----- Excerpted records
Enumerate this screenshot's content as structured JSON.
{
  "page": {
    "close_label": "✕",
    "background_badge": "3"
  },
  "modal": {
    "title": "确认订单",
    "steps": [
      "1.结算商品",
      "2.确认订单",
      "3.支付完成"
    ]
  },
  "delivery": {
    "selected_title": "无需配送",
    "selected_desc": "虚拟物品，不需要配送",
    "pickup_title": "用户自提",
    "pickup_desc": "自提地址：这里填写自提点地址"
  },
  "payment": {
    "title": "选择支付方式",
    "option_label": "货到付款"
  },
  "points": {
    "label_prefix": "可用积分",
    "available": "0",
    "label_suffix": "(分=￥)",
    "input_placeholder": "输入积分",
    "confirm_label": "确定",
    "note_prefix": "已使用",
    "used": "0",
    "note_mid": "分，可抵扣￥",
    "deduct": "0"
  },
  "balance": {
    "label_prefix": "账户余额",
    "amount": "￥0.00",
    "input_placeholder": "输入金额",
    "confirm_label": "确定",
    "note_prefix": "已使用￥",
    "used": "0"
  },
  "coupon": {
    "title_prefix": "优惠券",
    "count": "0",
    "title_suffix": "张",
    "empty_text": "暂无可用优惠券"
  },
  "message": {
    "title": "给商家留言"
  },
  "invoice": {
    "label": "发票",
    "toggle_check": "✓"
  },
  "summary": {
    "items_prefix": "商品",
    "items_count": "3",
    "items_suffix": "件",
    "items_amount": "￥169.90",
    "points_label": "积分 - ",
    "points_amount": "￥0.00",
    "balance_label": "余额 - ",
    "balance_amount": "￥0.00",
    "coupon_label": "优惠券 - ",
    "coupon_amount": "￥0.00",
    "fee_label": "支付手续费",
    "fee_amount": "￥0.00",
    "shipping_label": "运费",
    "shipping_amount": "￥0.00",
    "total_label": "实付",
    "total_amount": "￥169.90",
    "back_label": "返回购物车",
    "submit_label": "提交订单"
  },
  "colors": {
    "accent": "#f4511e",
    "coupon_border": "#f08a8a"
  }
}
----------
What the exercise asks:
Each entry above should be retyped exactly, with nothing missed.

Solution below:
Enumerate this screenshot's content as structured JSON.
{
  "page": {
    "close_label": "✕",
    "background_badge": "3"
  },
  "modal": {
    "title": "确认订单",
    "steps": [
      "1.结算商品",
      "2.确认订单",
      "3.支付完成"
    ]
  },
  "delivery": {
    "selected_title": "无需配送",
    "selected_desc": "虚拟物品，不需要配送",
    "pickup_title": "用户自提",
    "pickup_desc": "自提地址：这里填写自提点地址"
  },
  "payment": {
    "title": "选择支付方式",
    "option_label": "货到付款"
  },
  "points": {
    "label_prefix": "可用积分",
    "available": "0",
    "label_suffix": "(分=￥)",
    "input_placeholder": "输入积分",
    "confirm_label": "确定",
    "note_prefix": "已使用",
    "used": "0",
    "note_mid": "分，可抵扣￥",
    "deduct": "0"
  },
  "balance": {
    "label_prefix": "账户余额",
    "amount": "￥0.00",
    "input_placeholder": "输入金额",
    "confirm_label": "确定",
    "note_prefix": "已使用￥",
    "used": "0"
  },
  "coupon": {
    "title_prefix": "优惠券",
    "count": "0",
    "title_suffix": "张",
    "empty_text": "暂无可用优惠券"
  },
  "message": {
    "title": "给商家留言"
  },
  "invoice": {
    "label": "发票",
    "toggle_check": "✓"
  },
  "summary": {
    "items_prefix": "商品",
    "items_count": "3",
    "items_suffix": "件",
    "items_amount": "￥169.90",
    "points_label": "积分 - ",
    "points_amount": "￥0.00",
    "balance_label": "余额 - ",
    "balance_amount": "￥0.00",
    "coupon_label": "优惠券 - ",
    "coupon_amount": "￥0.00",
    "fee_label": "支付手续费",
    "fee_amount": "￥0.00",
    "shipping_label": "运费",
    "shipping_amount": "￥0.00",
    "total_label": "实付",
    "total_amount": "￥169.90",
    "back_label": "返回购物车",
    "submit_label": "提交订单"
  },
  "colors": {
    "accent": "#f4511e",
    "coupon_border": "#f08a8a"
  }
}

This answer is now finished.